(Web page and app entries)
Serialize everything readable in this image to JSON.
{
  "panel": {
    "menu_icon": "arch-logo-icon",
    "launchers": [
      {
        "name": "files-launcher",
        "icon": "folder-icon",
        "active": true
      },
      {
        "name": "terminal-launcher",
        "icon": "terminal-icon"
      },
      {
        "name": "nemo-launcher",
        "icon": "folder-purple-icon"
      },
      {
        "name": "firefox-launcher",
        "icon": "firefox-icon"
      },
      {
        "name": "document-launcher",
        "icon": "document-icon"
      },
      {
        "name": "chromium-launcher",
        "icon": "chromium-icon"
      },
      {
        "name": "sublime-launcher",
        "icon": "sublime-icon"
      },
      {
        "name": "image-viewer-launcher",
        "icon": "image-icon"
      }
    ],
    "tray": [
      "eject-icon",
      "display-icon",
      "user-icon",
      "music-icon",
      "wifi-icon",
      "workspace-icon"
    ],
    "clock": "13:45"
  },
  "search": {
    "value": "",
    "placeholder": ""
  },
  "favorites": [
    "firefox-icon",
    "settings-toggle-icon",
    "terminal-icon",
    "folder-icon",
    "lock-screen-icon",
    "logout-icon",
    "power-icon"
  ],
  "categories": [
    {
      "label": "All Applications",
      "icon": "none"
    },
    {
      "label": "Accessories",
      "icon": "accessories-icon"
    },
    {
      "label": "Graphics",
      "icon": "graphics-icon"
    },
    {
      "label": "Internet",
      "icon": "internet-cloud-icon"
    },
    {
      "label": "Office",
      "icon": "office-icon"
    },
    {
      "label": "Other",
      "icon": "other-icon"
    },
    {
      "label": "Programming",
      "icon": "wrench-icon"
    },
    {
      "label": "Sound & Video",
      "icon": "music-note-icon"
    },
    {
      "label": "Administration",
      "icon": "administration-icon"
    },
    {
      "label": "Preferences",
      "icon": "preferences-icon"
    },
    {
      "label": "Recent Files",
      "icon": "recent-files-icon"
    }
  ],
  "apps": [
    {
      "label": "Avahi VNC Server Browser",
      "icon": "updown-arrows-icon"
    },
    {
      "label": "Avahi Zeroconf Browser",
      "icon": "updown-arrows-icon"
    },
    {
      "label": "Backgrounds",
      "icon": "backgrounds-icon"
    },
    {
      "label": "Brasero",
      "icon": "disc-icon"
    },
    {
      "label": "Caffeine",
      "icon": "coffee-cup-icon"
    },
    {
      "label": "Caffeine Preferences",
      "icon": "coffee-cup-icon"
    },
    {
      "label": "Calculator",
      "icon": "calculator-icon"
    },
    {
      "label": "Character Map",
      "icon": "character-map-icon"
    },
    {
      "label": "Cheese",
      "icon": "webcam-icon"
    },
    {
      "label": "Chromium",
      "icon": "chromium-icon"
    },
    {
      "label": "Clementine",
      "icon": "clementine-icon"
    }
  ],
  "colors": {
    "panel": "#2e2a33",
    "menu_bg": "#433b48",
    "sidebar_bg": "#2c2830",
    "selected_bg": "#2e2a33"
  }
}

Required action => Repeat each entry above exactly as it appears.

Task response =>
Serialize everything readable in this image to JSON.
{
  "panel": {
    "menu_icon": "arch-logo-icon",
    "launchers": [
      {
        "name": "files-launcher",
        "icon": "folder-icon",
        "active": true
      },
      {
        "name": "terminal-launcher",
        "icon": "terminal-icon"
      },
      {
        "name": "nemo-launcher",
        "icon": "folder-purple-icon"
      },
      {
        "name": "firefox-launcher",
        "icon": "firefox-icon"
      },
      {
        "name": "document-launcher",
        "icon": "document-icon"
      },
      {
        "name": "chromium-launcher",
        "icon": "chromium-icon"
      },
      {
        "name": "sublime-launcher",
        "icon": "sublime-icon"
      },
      {
        "name": "image-viewer-launcher",
        "icon": "image-icon"
      }
    ],
    "tray": [
      "eject-icon",
      "display-icon",
      "user-icon",
      "music-icon",
      "wifi-icon",
      "workspace-icon"
    ],
    "clock": "13:45"
  },
  "search": {
    "value": "",
    "placeholder": ""
  },
  "favorites": [
    "firefox-icon",
    "settings-toggle-icon",
    "terminal-icon",
    "folder-icon",
    "lock-screen-icon",
    "logout-icon",
    "power-icon"
  ],
  "categories": [
    {
      "label": "All Applications",
      "icon": "none"
    },
    {
      "label": "Accessories",
      "icon": "accessories-icon"
    },
    {
      "label": "Graphics",
      "icon": "graphics-icon"
    },
    {
      "label": "Internet",
      "icon": "internet-cloud-icon"
    },
    {
      "label": "Office",
      "icon": "office-icon"
    },
    {
      "label": "Other",
      "icon": "other-icon"
    },
    {
      "label": "Programming",
      "icon": "wrench-icon"
    },
    {
      "label": "Sound & Video",
      "icon": "music-note-icon"
    },
    {
      "label": "Administration",
      "icon": "administration-icon"
    },
    {
      "label": "Preferences",
      "icon": "preferences-icon"
    },
    {
      "label": "Recent Files",
      "icon": "recent-files-icon"
    }
  ],
  "apps": [
    {
      "label": "Avahi VNC Server Browser",
      "icon": "updown-arrows-icon"
    },
    {
      "label": "Avahi Zeroconf Browser",
      "icon": "updown-arrows-icon"
    },
    {
      "label": "Backgrounds",
      "icon": "backgrounds-icon"
    },
    {
      "label": "Brasero",
      "icon": "disc-icon"
    },
    {
      "label": "Caffeine",
      "icon": "coffee-cup-icon"
    },
    {
      "label": "Caffeine Preferences",
      "icon": "coffee-cup-icon"
    },
    {
      "label": "Calculator",
      "icon": "calculator-icon"
    },
    {
      "label": "Character Map",
      "icon": "character-map-icon"
    },
    {
      "label": "Cheese",
      "icon": "webcam-icon"
    },
    {
      "label": "Chromium",
      "icon": "chromium-icon"
    },
    {
      "label": "Clementine",
      "icon": "clementine-icon"
    }
  ],
  "colors": {
    "panel": "#2e2a33",
    "menu_bg": "#433b48",
    "sidebar_bg": "#2c2830",
    "selected_bg": "#2e2a33"
  }
}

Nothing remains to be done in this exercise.